| Stored dataset items |

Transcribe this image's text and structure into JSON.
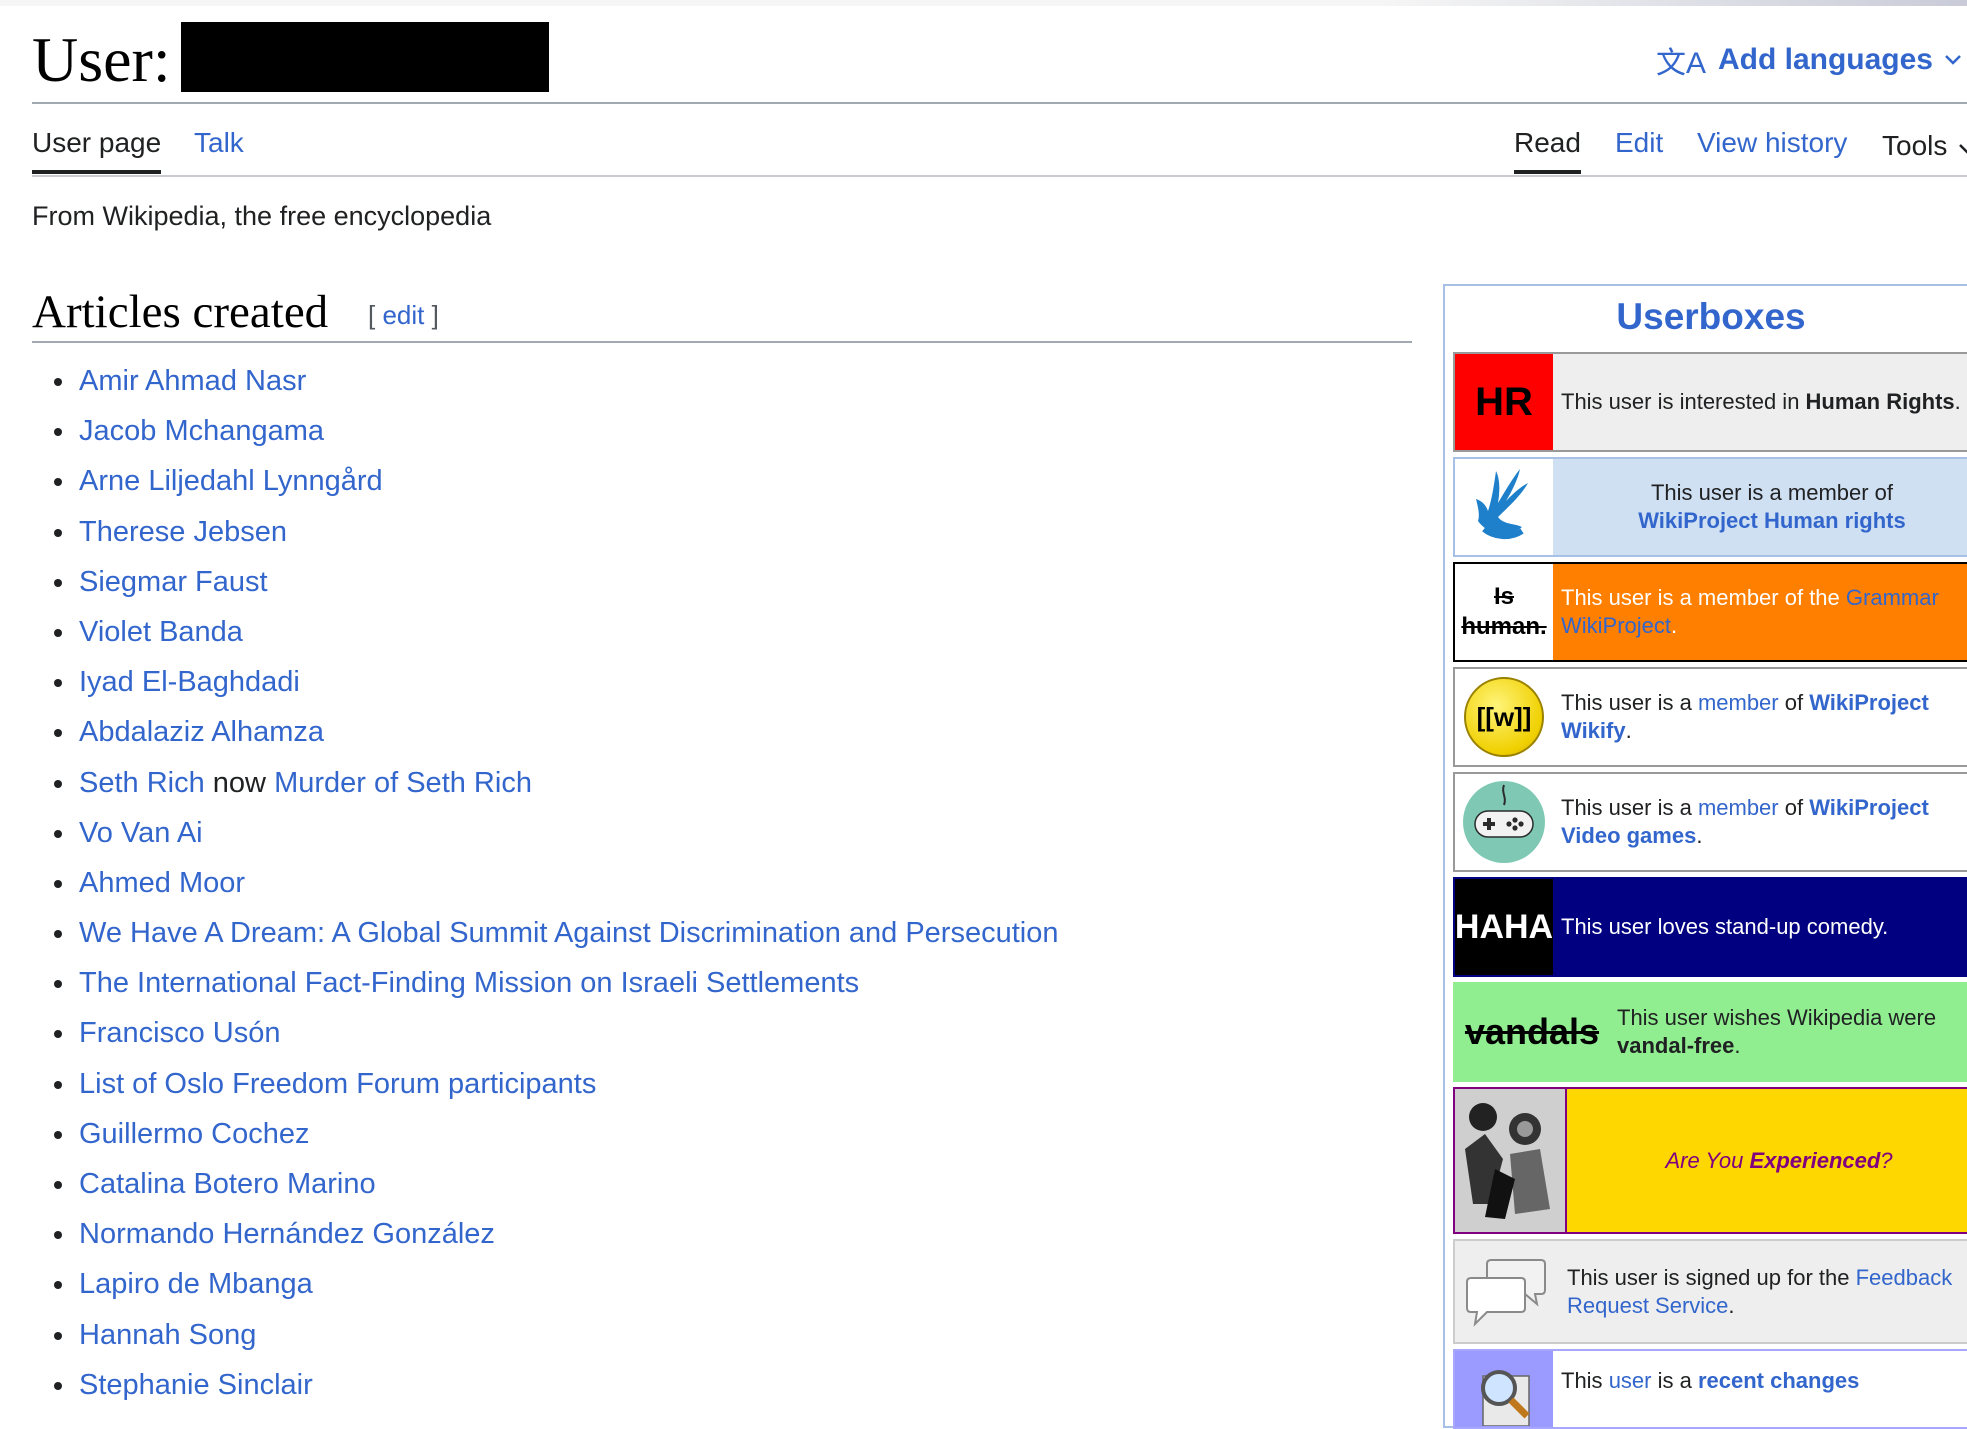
{
  "page": {
    "title_prefix": "User:",
    "add_languages": "Add languages",
    "lang_icon": "文A"
  },
  "tabs": {
    "left": [
      "User page",
      "Talk"
    ],
    "right": [
      "Read",
      "Edit",
      "View history",
      "Tools"
    ],
    "selected_left": "User page",
    "selected_right": "Read"
  },
  "tagline": "From Wikipedia, the free encyclopedia",
  "section": {
    "heading": "Articles created",
    "edit_open": "[ ",
    "edit_label": "edit",
    "edit_close": " ]"
  },
  "articles": [
    "Amir Ahmad Nasr",
    "Jacob Mchangama",
    "Arne Liljedahl Lynngård",
    "Therese Jebsen",
    "Siegmar Faust",
    "Violet Banda",
    "Iyad El-Baghdadi",
    "Abdalaziz Alhamza",
    "Seth Rich",
    "Vo Van Ai",
    "Ahmed Moor",
    "We Have A Dream: A Global Summit Against Discrimination and Persecution",
    "The International Fact-Finding Mission on Israeli Settlements",
    "Francisco Usón",
    "List of Oslo Freedom Forum participants",
    "Guillermo Cochez",
    "Catalina Botero Marino",
    "Normando Hernández González",
    "Lapiro de Mbanga",
    "Hannah Song",
    "Stephanie Sinclair"
  ],
  "seth_rich_extra": {
    "now": " now ",
    "link": "Murder of Seth Rich"
  },
  "userboxes_title": "Userboxes",
  "userboxes": {
    "hr": {
      "icon_text": "HR",
      "t1": "This user is interested in ",
      "b1": "Human Rights",
      "t2": "."
    },
    "hrp": {
      "t1": "This user is a member of",
      "l1": "WikiProject Human rights"
    },
    "grammar": {
      "icon_line1": "Is",
      "icon_line2": "human.",
      "t1": "This user is a member of the ",
      "l1": "Grammar WikiProject",
      "t2": "."
    },
    "wikify": {
      "icon_text": "[[w]]",
      "t1": "This user is a ",
      "l1": "member",
      "t2": " of ",
      "l2": "WikiProject Wikify",
      "t3": "."
    },
    "videogames": {
      "t1": "This user is a ",
      "l1": "member",
      "t2": " of ",
      "l2": "WikiProject Video games",
      "t3": "."
    },
    "haha": {
      "icon_text": "HAHA",
      "t1": "This user loves stand-up comedy."
    },
    "vandals": {
      "icon_text": "vandals",
      "t1": "This user wishes Wikipedia were ",
      "b1": "vandal-free",
      "t2": "."
    },
    "experienced": {
      "t1": "Are You ",
      "b1": "Experienced",
      "t2": "?"
    },
    "feedback": {
      "t1": "This user is signed up for the ",
      "l1": "Feedback Request Service",
      "t2": "."
    },
    "rc": {
      "t1": "This ",
      "l1": "user",
      "t2": " is a ",
      "l2": "recent changes"
    }
  },
  "colors": {
    "link": "#3366cc",
    "hr_red": "#ff0000",
    "grammar_orange": "#ff7f00",
    "haha_navy": "#000080",
    "vandals_green": "#90ee90",
    "experienced_yellow": "#ffd700"
  }
}
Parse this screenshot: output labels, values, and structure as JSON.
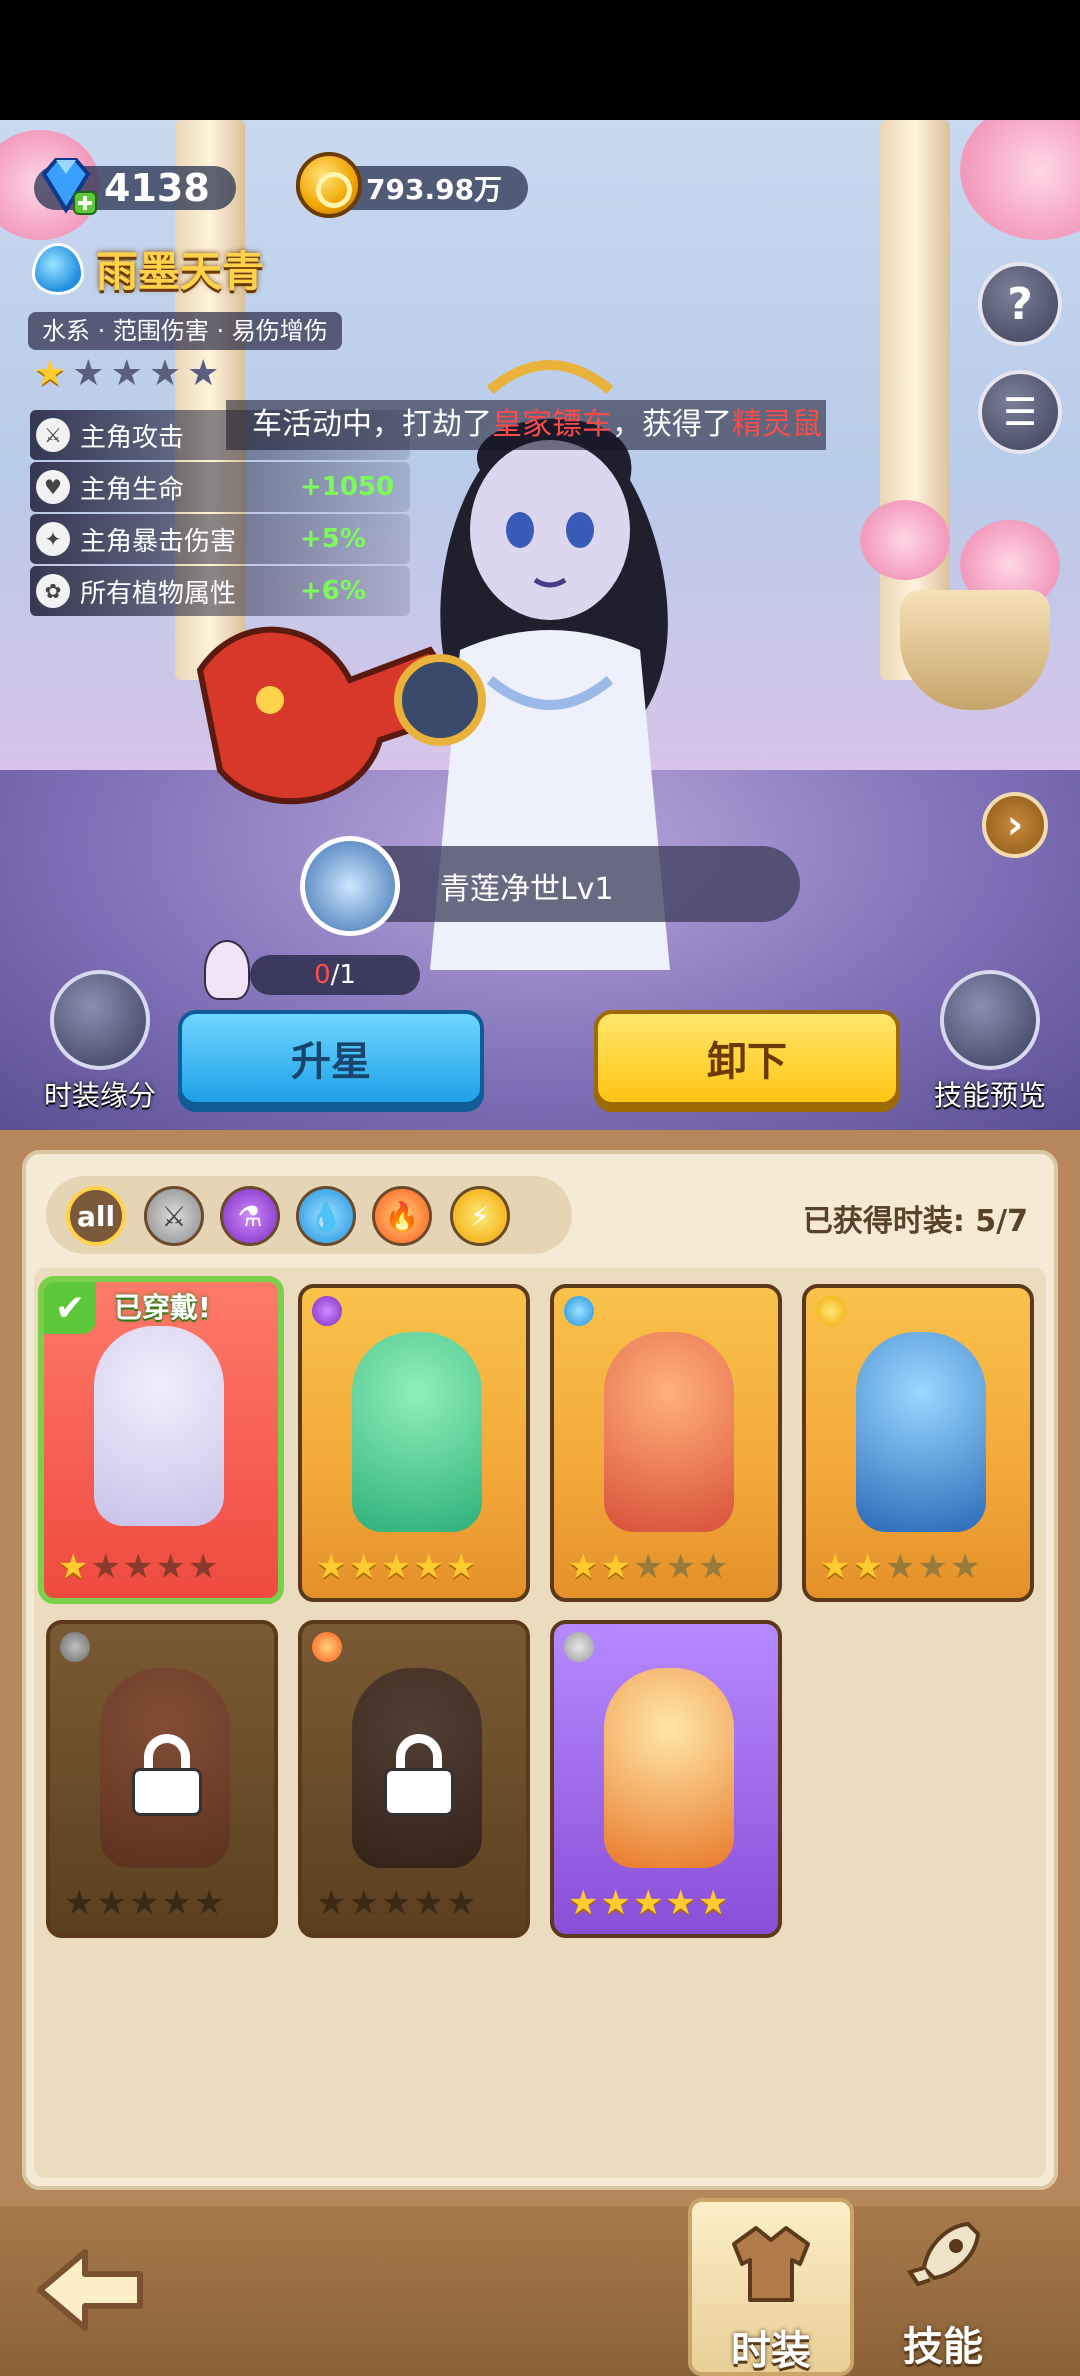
{
  "resources": {
    "gems": "4138",
    "coins": "793.98万"
  },
  "hero": {
    "name": "雨墨天青",
    "tags": "水系 · 范围伤害 · 易伤增伤",
    "stars_filled": 1,
    "stars_total": 5
  },
  "ticker": {
    "prefix": "车活动中，打劫了",
    "highlight1": "皇家镖车",
    "middle": "，获得了",
    "highlight2": "精灵鼠"
  },
  "attributes": [
    {
      "name": "主角攻击",
      "value": "",
      "icon": "sword-icon"
    },
    {
      "name": "主角生命",
      "value": "+1050",
      "icon": "heart-icon"
    },
    {
      "name": "主角暴击伤害",
      "value": "+5%",
      "icon": "crit-icon"
    },
    {
      "name": "所有植物属性",
      "value": "+6%",
      "icon": "plant-icon"
    }
  ],
  "skill_chip": {
    "label": "青莲净世Lv1"
  },
  "fragment_progress": {
    "current": "0",
    "total": "/1"
  },
  "side_buttons": {
    "left_label": "时装缘分",
    "right_label": "技能预览"
  },
  "actions": {
    "upgrade_star": "升星",
    "unequip": "卸下"
  },
  "filters": {
    "all_label": "all",
    "items": [
      "metal-element-icon",
      "poison-element-icon",
      "water-element-icon",
      "fire-element-icon",
      "thunder-element-icon"
    ]
  },
  "owned_text": "已获得时装: 5/7",
  "costumes": [
    {
      "state": "equipped",
      "badge_label": "已穿戴!",
      "stars": 1,
      "element": "water"
    },
    {
      "state": "owned",
      "stars": 5,
      "element": "poison"
    },
    {
      "state": "owned",
      "stars": 2,
      "element": "water"
    },
    {
      "state": "owned",
      "stars": 2,
      "element": "thunder"
    },
    {
      "state": "locked",
      "stars": 0,
      "element": "metal"
    },
    {
      "state": "locked",
      "stars": 0,
      "element": "fire"
    },
    {
      "state": "owned",
      "stars": 5,
      "element": "metal"
    }
  ],
  "bottom_nav": {
    "costume_tab": "时装",
    "skill_tab": "技能"
  },
  "colors": {
    "gold": "#ffcb2e",
    "accent_green": "#7dfa5a",
    "alert_red": "#ff4a4a",
    "panel_bg": "#f4ead6"
  }
}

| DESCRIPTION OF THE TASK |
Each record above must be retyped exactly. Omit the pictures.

| RESULT OF THIS TASK |
Transcribe this image's text and structure into JSON.
{
  "page": {
    "title_prefix": "User:",
    "add_languages": "Add languages",
    "lang_icon": "文A"
  },
  "tabs": {
    "left": [
      "User page",
      "Talk"
    ],
    "right": [
      "Read",
      "Edit",
      "View history",
      "Tools"
    ],
    "selected_left": "User page",
    "selected_right": "Read"
  },
  "tagline": "From Wikipedia, the free encyclopedia",
  "section": {
    "heading": "Articles created",
    "edit_open": "[ ",
    "edit_label": "edit",
    "edit_close": " ]"
  },
  "articles": [
    "Amir Ahmad Nasr",
    "Jacob Mchangama",
    "Arne Liljedahl Lynngård",
    "Therese Jebsen",
    "Siegmar Faust",
    "Violet Banda",
    "Iyad El-Baghdadi",
    "Abdalaziz Alhamza",
    "Seth Rich",
    "Vo Van Ai",
    "Ahmed Moor",
    "We Have A Dream: A Global Summit Against Discrimination and Persecution",
    "The International Fact-Finding Mission on Israeli Settlements",
    "Francisco Usón",
    "List of Oslo Freedom Forum participants",
    "Guillermo Cochez",
    "Catalina Botero Marino",
    "Normando Hernández González",
    "Lapiro de Mbanga",
    "Hannah Song",
    "Stephanie Sinclair"
  ],
  "seth_rich_extra": {
    "now": " now ",
    "link": "Murder of Seth Rich"
  },
  "userboxes_title": "Userboxes",
  "userboxes": {
    "hr": {
      "icon_text": "HR",
      "t1": "This user is interested in ",
      "b1": "Human Rights",
      "t2": "."
    },
    "hrp": {
      "t1": "This user is a member of",
      "l1": "WikiProject Human rights"
    },
    "grammar": {
      "icon_line1": "Is",
      "icon_line2": "human.",
      "t1": "This user is a member of the ",
      "l1": "Grammar WikiProject",
      "t2": "."
    },
    "wikify": {
      "icon_text": "[[w]]",
      "t1": "This user is a ",
      "l1": "member",
      "t2": " of ",
      "l2": "WikiProject Wikify",
      "t3": "."
    },
    "videogames": {
      "t1": "This user is a ",
      "l1": "member",
      "t2": " of ",
      "l2": "WikiProject Video games",
      "t3": "."
    },
    "haha": {
      "icon_text": "HAHA",
      "t1": "This user loves stand-up comedy."
    },
    "vandals": {
      "icon_text": "vandals",
      "t1": "This user wishes Wikipedia were ",
      "b1": "vandal-free",
      "t2": "."
    },
    "experienced": {
      "t1": "Are You ",
      "b1": "Experienced",
      "t2": "?"
    },
    "feedback": {
      "t1": "This user is signed up for the ",
      "l1": "Feedback Request Service",
      "t2": "."
    },
    "rc": {
      "t1": "This ",
      "l1": "user",
      "t2": " is a ",
      "l2": "recent changes"
    }
  },
  "colors": {
    "link": "#3366cc",
    "hr_red": "#ff0000",
    "grammar_orange": "#ff7f00",
    "haha_navy": "#000080",
    "vandals_green": "#90ee90",
    "experienced_yellow": "#ffd700"
  }
}
Parse this screenshot: output labels, values, and structure as JSON.
{
  "resources": {
    "gems": "4138",
    "coins": "793.98万"
  },
  "hero": {
    "name": "雨墨天青",
    "tags": "水系 · 范围伤害 · 易伤增伤",
    "stars_filled": 1,
    "stars_total": 5
  },
  "ticker": {
    "prefix": "车活动中，打劫了",
    "highlight1": "皇家镖车",
    "middle": "，获得了",
    "highlight2": "精灵鼠"
  },
  "attributes": [
    {
      "name": "主角攻击",
      "value": "",
      "icon": "sword-icon"
    },
    {
      "name": "主角生命",
      "value": "+1050",
      "icon": "heart-icon"
    },
    {
      "name": "主角暴击伤害",
      "value": "+5%",
      "icon": "crit-icon"
    },
    {
      "name": "所有植物属性",
      "value": "+6%",
      "icon": "plant-icon"
    }
  ],
  "skill_chip": {
    "label": "青莲净世Lv1"
  },
  "fragment_progress": {
    "current": "0",
    "total": "/1"
  },
  "side_buttons": {
    "left_label": "时装缘分",
    "right_label": "技能预览"
  },
  "actions": {
    "upgrade_star": "升星",
    "unequip": "卸下"
  },
  "filters": {
    "all_label": "all",
    "items": [
      "metal-element-icon",
      "poison-element-icon",
      "water-element-icon",
      "fire-element-icon",
      "thunder-element-icon"
    ]
  },
  "owned_text": "已获得时装: 5/7",
  "costumes": [
    {
      "state": "equipped",
      "badge_label": "已穿戴!",
      "stars": 1,
      "element": "water"
    },
    {
      "state": "owned",
      "stars": 5,
      "element": "poison"
    },
    {
      "state": "owned",
      "stars": 2,
      "element": "water"
    },
    {
      "state": "owned",
      "stars": 2,
      "element": "thunder"
    },
    {
      "state": "locked",
      "stars": 0,
      "element": "metal"
    },
    {
      "state": "locked",
      "stars": 0,
      "element": "fire"
    },
    {
      "state": "owned",
      "stars": 5,
      "element": "metal"
    }
  ],
  "bottom_nav": {
    "costume_tab": "时装",
    "skill_tab": "技能"
  },
  "colors": {
    "gold": "#ffcb2e",
    "accent_green": "#7dfa5a",
    "alert_red": "#ff4a4a",
    "panel_bg": "#f4ead6"
  }
}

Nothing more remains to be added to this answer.